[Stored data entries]

_____

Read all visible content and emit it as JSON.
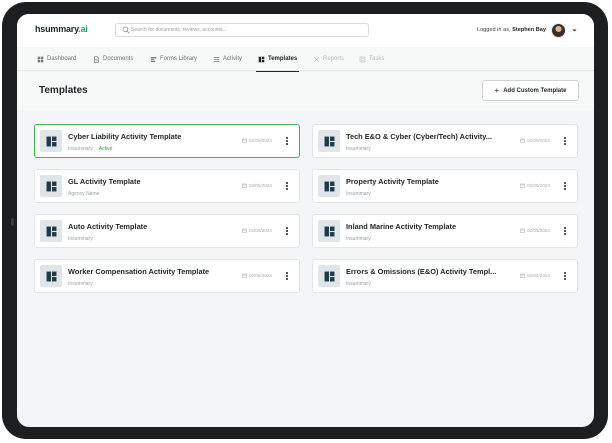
{
  "app": {
    "logo_text": "hsummary",
    "logo_dot": ".ai",
    "search_placeholder": "Search for documents, reviews, accounts...",
    "logged_in_prefix": "Logged in as,",
    "user_name": "Stephen Bay"
  },
  "nav": [
    {
      "label": "Dashboard",
      "icon": "dashboard-icon",
      "state": "normal"
    },
    {
      "label": "Documents",
      "icon": "document-icon",
      "state": "normal"
    },
    {
      "label": "Forms Library",
      "icon": "forms-icon",
      "state": "normal"
    },
    {
      "label": "Activity",
      "icon": "activity-icon",
      "state": "normal"
    },
    {
      "label": "Templates",
      "icon": "template-icon",
      "state": "active"
    },
    {
      "label": "Reports",
      "icon": "reports-icon",
      "state": "disabled"
    },
    {
      "label": "Tasks",
      "icon": "tasks-icon",
      "state": "disabled"
    }
  ],
  "page": {
    "title": "Templates",
    "add_button_label": "Add Custom Template"
  },
  "templates": [
    {
      "name": "Cyber Liability Activity Template",
      "source": "Insummary",
      "status": "Active",
      "date": "02/05/2024",
      "selected": true
    },
    {
      "name": "Tech E&O & Cyber (Cyber/Tech) Activity...",
      "source": "Insummary",
      "status": "",
      "date": "02/05/2024",
      "selected": false
    },
    {
      "name": "GL Activity Template",
      "source": "Agency Name",
      "status": "",
      "date": "02/05/2024",
      "selected": false
    },
    {
      "name": "Property Activity Template",
      "source": "Insummary",
      "status": "",
      "date": "02/05/2024",
      "selected": false
    },
    {
      "name": "Auto Activity Template",
      "source": "Insummary",
      "status": "",
      "date": "02/05/2024",
      "selected": false
    },
    {
      "name": "Inland Marine Activity Template",
      "source": "Insummary",
      "status": "",
      "date": "02/05/2024",
      "selected": false
    },
    {
      "name": "Worker Compensation Activity Template",
      "source": "Insummary",
      "status": "",
      "date": "02/05/2024",
      "selected": false
    },
    {
      "name": "Errors & Omissions (E&O) Activity Templ...",
      "source": "Insummary",
      "status": "",
      "date": "02/05/2024",
      "selected": false
    }
  ],
  "colors": {
    "accent_active": "#4caf50",
    "status_green": "#2e9f4f",
    "tile_bg": "#dfe5e9",
    "icon_dark": "#1e3a4a"
  }
}
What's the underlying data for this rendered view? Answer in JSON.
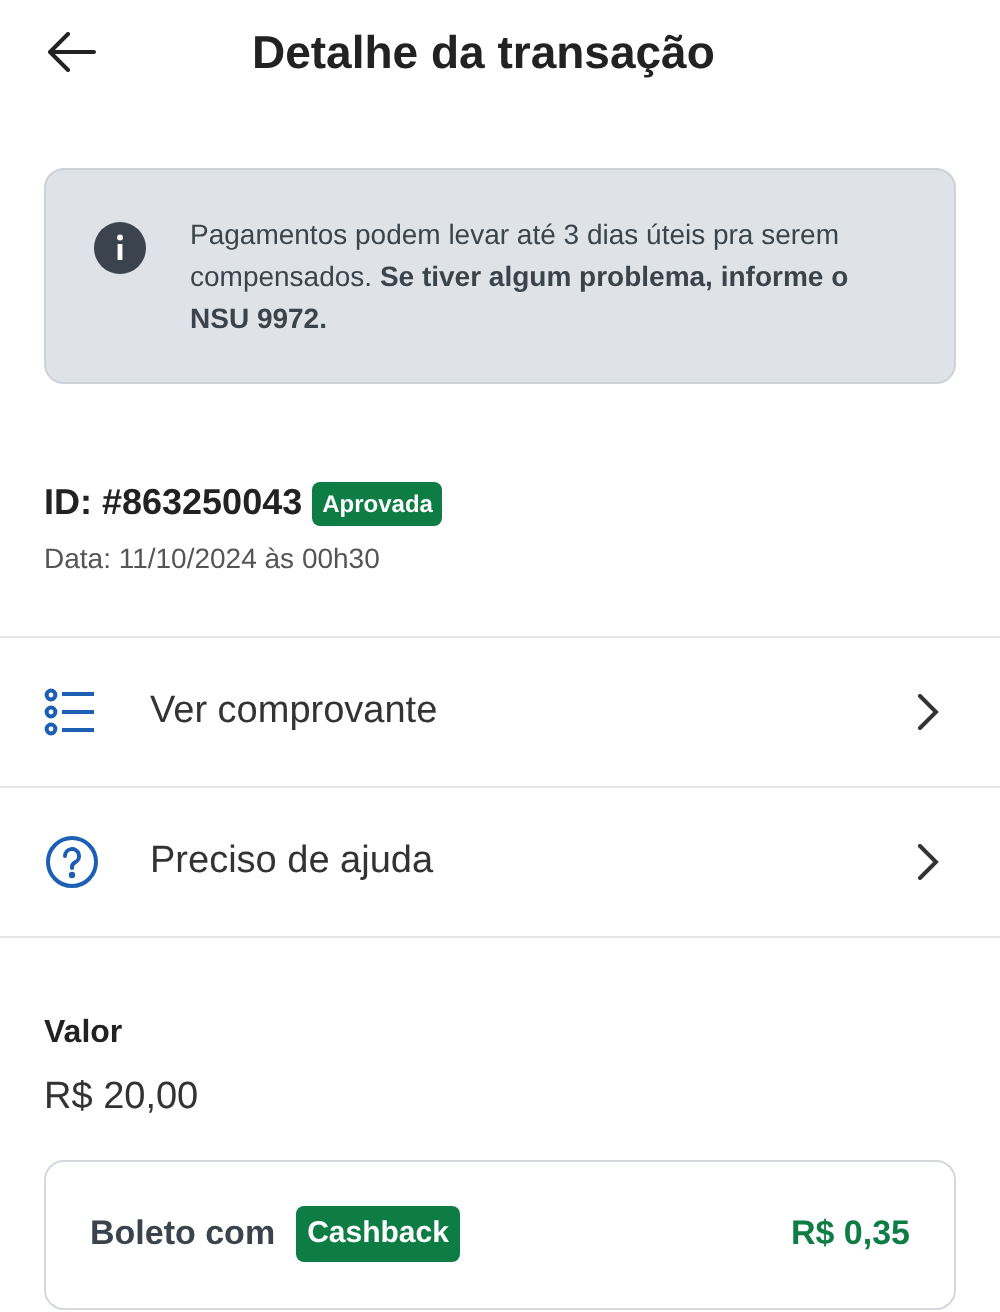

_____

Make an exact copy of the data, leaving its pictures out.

__Exercise output__:
Read all visible content and emit it as JSON.
{
  "app": {
    "logo_text": "hsummary",
    "logo_dot": ".ai",
    "search_placeholder": "Search for documents, reviews, accounts...",
    "logged_in_prefix": "Logged in as,",
    "user_name": "Stephen Bay"
  },
  "nav": [
    {
      "label": "Dashboard",
      "icon": "dashboard-icon",
      "state": "normal"
    },
    {
      "label": "Documents",
      "icon": "document-icon",
      "state": "normal"
    },
    {
      "label": "Forms Library",
      "icon": "forms-icon",
      "state": "normal"
    },
    {
      "label": "Activity",
      "icon": "activity-icon",
      "state": "normal"
    },
    {
      "label": "Templates",
      "icon": "template-icon",
      "state": "active"
    },
    {
      "label": "Reports",
      "icon": "reports-icon",
      "state": "disabled"
    },
    {
      "label": "Tasks",
      "icon": "tasks-icon",
      "state": "disabled"
    }
  ],
  "page": {
    "title": "Templates",
    "add_button_label": "Add Custom Template"
  },
  "templates": [
    {
      "name": "Cyber Liability Activity Template",
      "source": "Insummary",
      "status": "Active",
      "date": "02/05/2024",
      "selected": true
    },
    {
      "name": "Tech E&O & Cyber (Cyber/Tech) Activity...",
      "source": "Insummary",
      "status": "",
      "date": "02/05/2024",
      "selected": false
    },
    {
      "name": "GL Activity Template",
      "source": "Agency Name",
      "status": "",
      "date": "02/05/2024",
      "selected": false
    },
    {
      "name": "Property Activity Template",
      "source": "Insummary",
      "status": "",
      "date": "02/05/2024",
      "selected": false
    },
    {
      "name": "Auto Activity Template",
      "source": "Insummary",
      "status": "",
      "date": "02/05/2024",
      "selected": false
    },
    {
      "name": "Inland Marine Activity Template",
      "source": "Insummary",
      "status": "",
      "date": "02/05/2024",
      "selected": false
    },
    {
      "name": "Worker Compensation Activity Template",
      "source": "Insummary",
      "status": "",
      "date": "02/05/2024",
      "selected": false
    },
    {
      "name": "Errors & Omissions (E&O) Activity Templ...",
      "source": "Insummary",
      "status": "",
      "date": "02/05/2024",
      "selected": false
    }
  ],
  "colors": {
    "accent_active": "#4caf50",
    "status_green": "#2e9f4f",
    "tile_bg": "#dfe5e9",
    "icon_dark": "#1e3a4a"
  }
}
What's the underlying data for this rendered view? Answer in JSON.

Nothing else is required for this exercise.